It’s called Third Wheels. When I was younger I was always surrounded by couples and I was the third wheel. I was going to parties as the third wheel. Then I had a group of friends and we realised that we were always third wheels. So this piece is about those people coming together and having a relationship. I didn’t want to do anything too dark or too sensual for fifteen year olds. I would feel uncomfortable watching that. It has meaning but it’s fun. I’m really proud of the dancers because they’ve risen to the challenge. 

Have you thought about stories you’d like to tell through choreography?

I love the book, Le Parfum (Patrick Süskind). It’s a very dark story. I think it would be a wonderful ballet, with the right setting. I like the dark side of it. I think you have to feel a little bit of that to see the beauty of things… too many things now are pretty. When you think about Giselle and Swan Lake, they’re really dark. I think we forget that. It’s all about death and betrayal. 

How do you think a choreographer best tells a story? 

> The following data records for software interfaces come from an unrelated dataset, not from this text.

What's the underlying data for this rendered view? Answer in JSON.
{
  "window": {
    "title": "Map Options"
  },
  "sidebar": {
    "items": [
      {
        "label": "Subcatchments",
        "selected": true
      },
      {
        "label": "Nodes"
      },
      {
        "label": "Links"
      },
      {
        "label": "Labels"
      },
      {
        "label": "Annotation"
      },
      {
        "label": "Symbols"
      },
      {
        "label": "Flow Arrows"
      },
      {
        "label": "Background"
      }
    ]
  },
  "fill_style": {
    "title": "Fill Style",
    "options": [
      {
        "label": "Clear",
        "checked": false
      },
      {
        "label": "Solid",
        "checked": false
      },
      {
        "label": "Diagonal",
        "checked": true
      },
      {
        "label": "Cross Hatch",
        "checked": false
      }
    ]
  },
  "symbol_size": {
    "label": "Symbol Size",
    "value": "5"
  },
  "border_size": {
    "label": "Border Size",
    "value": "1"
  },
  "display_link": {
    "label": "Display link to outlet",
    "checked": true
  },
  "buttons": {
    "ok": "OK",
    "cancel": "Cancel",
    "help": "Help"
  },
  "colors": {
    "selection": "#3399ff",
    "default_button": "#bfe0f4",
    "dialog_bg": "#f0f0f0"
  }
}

I’m trying to create movement where the vocabulary I use is traditional classical ballet but the way the body is, leaning forward, shows you’re interested in something. So using the movements we do every day in class, the port de bras and the arabesque… So if your hand is open, there can be a desperate quality to it instead of being a “ballet” hand. There’s no mime. The first time I realised how brilliant McMillan was was when I watched some students doing the pas de deux from Romeo and Juliet. They were terrible. They had no coaching but it still looked amazing. They were missing so many elements but because of the way he choreographed it, you still understood what was happening. That’s my inspiration.

What is the next step for you as a choreographer?

I have a few things in the works. I would like to slowly progress, doing more works with ballet companies and slowly build on. I’m not in a hurry. 


Gemma Bond began her dance career with the Royal Ballet in 2000 and moved mid-career to American Ballet Theatre in 2008. She has been choreographing since 2010 when she joined ABT’s Innovation Initiative and has produced works of steadily increasing visibility.